NEW YORK (Scrap Register): Palladium rose 9% last week on worries about potential U.S. sanctions against key producer Norilsk Nickel, even though such sanctions may never come about since the U.S. has few alternative sources to obtain palladium, according to Mitsubishi.
Palladium rose 9% last week. Russia’s Norilsk Nickel is the world’s largest producer of palladium, accounting for around 40% of the world’s annual mine supply.
“While so far Norilsk Nickel itself has not been placed under sanctions, fears that the company could be sanctioned in future – and any related disruption to the palladium market – appear to have stimulated renewed investor and industrial buying interest,” Mitsubishi added.
Still, Mitsubishi expresses doubt that the U.S. will impose sanctions against Norilsk, since nickel and palladium are more strategic metals than aluminum and there is limited U.S. production to cover any supply gaps.
“Around a third of U.S. demand for palladium currently comes from metal imported directly from Russia, and Russian-branded metal is important in global supply chains for auto catalysts and other fabricated products,” Mitsubishi noted.
A ban on trading with Norilsk, or Norilsk-branded metal, would have profound implications for global carmakers and other industrial users, and the risk of damage to U.S. industry from this may stay the hand of the Treasury Department.

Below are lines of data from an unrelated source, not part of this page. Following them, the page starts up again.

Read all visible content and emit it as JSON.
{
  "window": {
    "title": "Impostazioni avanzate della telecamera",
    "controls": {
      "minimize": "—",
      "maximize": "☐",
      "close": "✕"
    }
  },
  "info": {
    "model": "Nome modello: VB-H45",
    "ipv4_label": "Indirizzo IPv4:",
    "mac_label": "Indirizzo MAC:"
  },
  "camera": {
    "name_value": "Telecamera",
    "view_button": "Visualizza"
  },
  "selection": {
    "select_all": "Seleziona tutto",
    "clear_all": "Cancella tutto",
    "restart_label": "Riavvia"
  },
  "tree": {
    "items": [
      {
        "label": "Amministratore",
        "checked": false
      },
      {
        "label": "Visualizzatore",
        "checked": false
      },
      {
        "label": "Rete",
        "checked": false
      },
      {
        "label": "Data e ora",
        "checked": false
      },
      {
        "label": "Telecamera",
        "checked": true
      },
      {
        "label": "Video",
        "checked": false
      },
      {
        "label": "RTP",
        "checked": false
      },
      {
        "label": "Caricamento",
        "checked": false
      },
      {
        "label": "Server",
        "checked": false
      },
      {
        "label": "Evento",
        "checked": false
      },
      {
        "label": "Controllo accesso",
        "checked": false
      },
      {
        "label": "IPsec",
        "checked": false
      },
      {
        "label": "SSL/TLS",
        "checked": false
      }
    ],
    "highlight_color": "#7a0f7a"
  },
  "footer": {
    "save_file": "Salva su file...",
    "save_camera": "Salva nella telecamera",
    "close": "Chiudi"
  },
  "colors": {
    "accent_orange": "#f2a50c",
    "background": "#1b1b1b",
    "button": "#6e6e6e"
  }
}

Nonetheless, the tail risk of this occurring in the current uncertain climate still remains and should keep palladium prices well bid as industrial users and investors alike move to secure their requirements.